There is only so much you can cram inside a smartphone without sacrificing other things like phone size, internal space, thermal emission, and battery life. One solution is to shrink those components while maintaining or even improving their performance and efficiency. That is often the case with semiconductors, particularly the processors that power phones, laptops, and computers, and IBM’s first 2nm chip, also the world’s first 2nm chip, promises to do exactly that and then some.
Most of the processors that power high-end smartphones and devices today utilize 5 or 7 nm FinFET processes. To put it into perspective, a 5nm chip crams less than a million transistors per square millimeter while this proof-of-concept 2nm chip can hold more than 300 million. According to IBM, that results in a 45% improvement in performance.
With more transistors, of course, comes more processing power but also more power consumption. That isn’t the case here, however, as IBM advertises an even lower 75% energy use compared to current chips in use.

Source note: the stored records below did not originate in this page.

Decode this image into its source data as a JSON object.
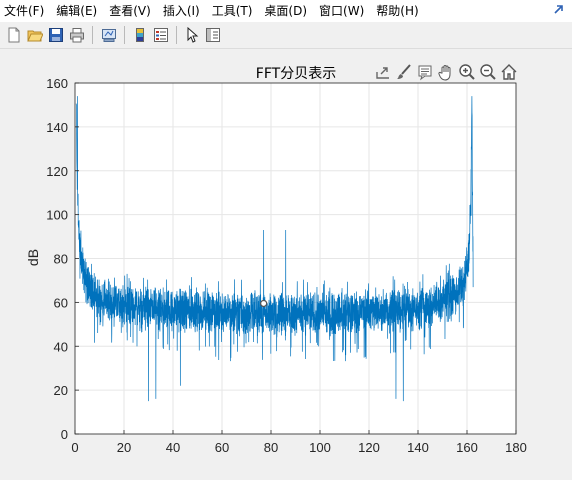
{
  "menu": {
    "items": [
      {
        "label": "文件(F)"
      },
      {
        "label": "编辑(E)"
      },
      {
        "label": "查看(V)"
      },
      {
        "label": "插入(I)"
      },
      {
        "label": "工具(T)"
      },
      {
        "label": "桌面(D)"
      },
      {
        "label": "窗口(W)"
      },
      {
        "label": "帮助(H)"
      }
    ],
    "pin_icon": "dock-arrow-icon"
  },
  "toolbar": {
    "icons": [
      "new-figure-icon",
      "open-file-icon",
      "save-icon",
      "print-icon",
      "link-plot-icon",
      "insert-colorbar-icon",
      "insert-legend-icon",
      "edit-plot-arrow-icon",
      "property-inspector-icon"
    ]
  },
  "axes_toolbar": {
    "icons": [
      "export-icon",
      "brush-icon",
      "data-tips-icon",
      "pan-hand-icon",
      "zoom-in-icon",
      "zoom-out-icon",
      "home-icon"
    ]
  },
  "colors": {
    "line": "#0072bd",
    "grid": "#e6e6e6",
    "axis": "#262626"
  },
  "chart_data": {
    "type": "line",
    "title": "FFT分贝表示",
    "xlabel": "",
    "ylabel": "dB",
    "xlim": [
      0,
      180
    ],
    "ylim": [
      0,
      160
    ],
    "xticks": [
      "0",
      "20",
      "40",
      "60",
      "80",
      "100",
      "120",
      "140",
      "160",
      "180"
    ],
    "yticks": [
      "0",
      "20",
      "40",
      "60",
      "80",
      "100",
      "120",
      "140",
      "160"
    ],
    "grid": true,
    "series": [
      {
        "envelope": {
          "x": [
            0.5,
            1,
            1.5,
            2,
            3,
            4,
            6,
            8,
            10,
            15,
            20,
            30,
            40,
            50,
            60,
            70,
            80,
            90,
            100,
            110,
            120,
            130,
            140,
            145,
            150,
            153,
            155,
            157,
            158,
            159,
            160,
            160.5,
            161,
            161.5,
            162,
            162.5
          ],
          "y": [
            150,
            110,
            92,
            84,
            76,
            71,
            67,
            63,
            61,
            59,
            58,
            57,
            56,
            56,
            55,
            55,
            55,
            55,
            55,
            55,
            56,
            56,
            57,
            58,
            60,
            62,
            64,
            66,
            68,
            70,
            74,
            80,
            88,
            100,
            150,
            70
          ]
        },
        "noise_band_db": [
          45,
          70
        ],
        "spikes": [
          {
            "x": 77,
            "y": 93
          },
          {
            "x": 86,
            "y": 93
          },
          {
            "x": 1,
            "y": 154
          },
          {
            "x": 162,
            "y": 154
          }
        ],
        "deep_dips": [
          {
            "x": 30,
            "y": 15
          },
          {
            "x": 33,
            "y": 16
          },
          {
            "x": 43,
            "y": 22
          },
          {
            "x": 131,
            "y": 16
          },
          {
            "x": 134,
            "y": 15
          }
        ]
      }
    ],
    "marker": {
      "x": 77,
      "y": 59.5
    }
  }
}
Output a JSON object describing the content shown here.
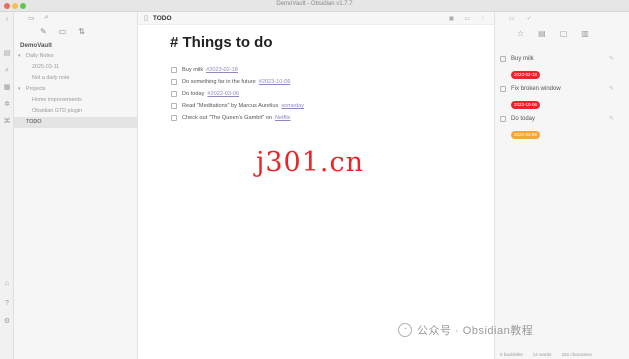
{
  "window": {
    "title": "DemoVault - Obsidian v1.7.7"
  },
  "ribbon": {
    "icons": [
      "files-icon",
      "search-icon",
      "calendar-icon",
      "graph-icon",
      "command-icon",
      "help-icon",
      "settings-icon"
    ]
  },
  "explorer": {
    "vault_name": "DemoVault",
    "items": [
      {
        "label": "Daily Notes",
        "type": "folder",
        "depth": 1
      },
      {
        "label": "2025-03-11",
        "type": "file",
        "depth": 2
      },
      {
        "label": "Not a daily note",
        "type": "file",
        "depth": 2
      },
      {
        "label": "Projects",
        "type": "folder",
        "depth": 1
      },
      {
        "label": "Home improvements",
        "type": "file",
        "depth": 2
      },
      {
        "label": "Obsidian GTD plugin",
        "type": "file",
        "depth": 2
      },
      {
        "label": "TODO",
        "type": "file",
        "depth": 1,
        "active": true
      }
    ]
  },
  "editor": {
    "tab_title": "TODO",
    "heading": "# Things to do",
    "tasks": [
      {
        "text": "Buy milk",
        "link": "#2023-02-18"
      },
      {
        "text": "Do something far in the future",
        "link": "#2023-10-06"
      },
      {
        "text": "Do today",
        "link": "#2022-03-06"
      },
      {
        "text": "Read \"Meditations\" by Marcus Aurelius",
        "link": "someday"
      },
      {
        "text": "Check out \"The Queen's Gambit\" on",
        "link": "Netflix"
      }
    ]
  },
  "overlay": {
    "watermark": "j301.cn",
    "brand": "公众号 · Obsidian教程"
  },
  "right_sidebar": {
    "tasks": [
      {
        "label": "Buy milk",
        "pill": "2023-02-18",
        "color": "#e8262a"
      },
      {
        "label": "Fix broken window",
        "pill": "2023-10-06",
        "color": "#e8262a"
      },
      {
        "label": "Do today",
        "pill": "2022-03-06",
        "color": "#f2a735"
      }
    ]
  },
  "status_bar": {
    "backlinks": "0 backlinks",
    "words": "14 words",
    "characters": "232 characters"
  }
}
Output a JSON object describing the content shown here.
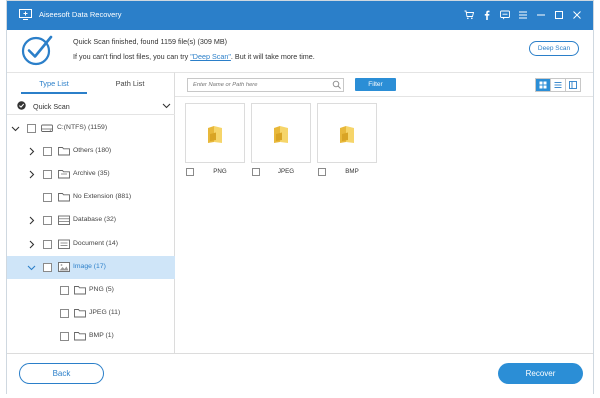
{
  "window": {
    "title": "Aiseesoft Data Recovery",
    "accent": "#2b7fc9",
    "controls": [
      "cart-icon",
      "facebook-icon",
      "feedback-icon",
      "menu-icon",
      "minimize-icon",
      "maximize-icon",
      "close-icon"
    ]
  },
  "status": {
    "line1": "Quick Scan finished, found 1159 file(s) (309 MB)",
    "line2_prefix": "If you can't find lost files, you can try ",
    "line2_link": "\"Deep Scan\"",
    "line2_suffix": ". But it will take more time.",
    "deep_scan_button": "Deep Scan"
  },
  "sidebar": {
    "tabs": [
      {
        "label": "Type List",
        "active": true
      },
      {
        "label": "Path List",
        "active": false
      }
    ],
    "scan_mode": "Quick Scan",
    "tree": [
      {
        "label": "C:(NTFS) (1159)",
        "icon": "drive-icon",
        "arrow": "chevron-down-icon",
        "level": 0,
        "selected": false
      },
      {
        "label": "Others (180)",
        "icon": "folder-icon",
        "arrow": "chevron-right-icon",
        "level": 1,
        "selected": false
      },
      {
        "label": "Archive (35)",
        "icon": "archive-icon",
        "arrow": "chevron-right-icon",
        "level": 1,
        "selected": false
      },
      {
        "label": "No Extension (881)",
        "icon": "blank-file-icon",
        "arrow": "",
        "level": 1,
        "selected": false
      },
      {
        "label": "Database (32)",
        "icon": "database-icon",
        "arrow": "chevron-right-icon",
        "level": 1,
        "selected": false
      },
      {
        "label": "Document (14)",
        "icon": "document-icon",
        "arrow": "chevron-right-icon",
        "level": 1,
        "selected": false
      },
      {
        "label": "Image (17)",
        "icon": "image-icon",
        "arrow": "chevron-down-icon",
        "level": 1,
        "selected": true
      },
      {
        "label": "PNG (5)",
        "icon": "folder-icon",
        "arrow": "",
        "level": 2,
        "selected": false
      },
      {
        "label": "JPEG (11)",
        "icon": "folder-icon",
        "arrow": "",
        "level": 2,
        "selected": false
      },
      {
        "label": "BMP (1)",
        "icon": "folder-icon",
        "arrow": "",
        "level": 2,
        "selected": false
      }
    ]
  },
  "main": {
    "search_placeholder": "Enter Name or Path here",
    "filter_button": "Filter",
    "view_modes": [
      "grid-view-icon",
      "list-view-icon",
      "detail-view-icon"
    ],
    "active_view": "grid-view-icon",
    "files": [
      {
        "label": "PNG",
        "icon": "folder-icon"
      },
      {
        "label": "JPEG",
        "icon": "folder-icon"
      },
      {
        "label": "BMP",
        "icon": "folder-icon"
      }
    ]
  },
  "footer": {
    "back_button": "Back",
    "recover_button": "Recover"
  }
}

In practice, that could make it possible to have smartphones that will take days, not hours, before needing to be recharged.

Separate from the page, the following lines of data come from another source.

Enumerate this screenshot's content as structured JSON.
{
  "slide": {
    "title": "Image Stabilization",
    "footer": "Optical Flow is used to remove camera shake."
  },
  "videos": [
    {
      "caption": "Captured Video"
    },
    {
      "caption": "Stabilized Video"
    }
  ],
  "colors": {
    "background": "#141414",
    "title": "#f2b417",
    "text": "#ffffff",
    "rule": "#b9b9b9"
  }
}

It’s not just about smartphone battery life, of course. IBM tries to envision a world where data centers will produce less carbon footprint and self-driving cars can detect objects faster and, consequently, avoid crashing into them. The smaller chips will also be a boon to the IoT industry that has always been constrained when it comes to available space but also need sufficient processing power to offer smart features.
That said, it’s too early to get excited over IBM’s 2nm processors, enticing as they may sound. It will probably take years before actual 2nm chips become commercially available, especially considering the global silicon shortage we’re facing now.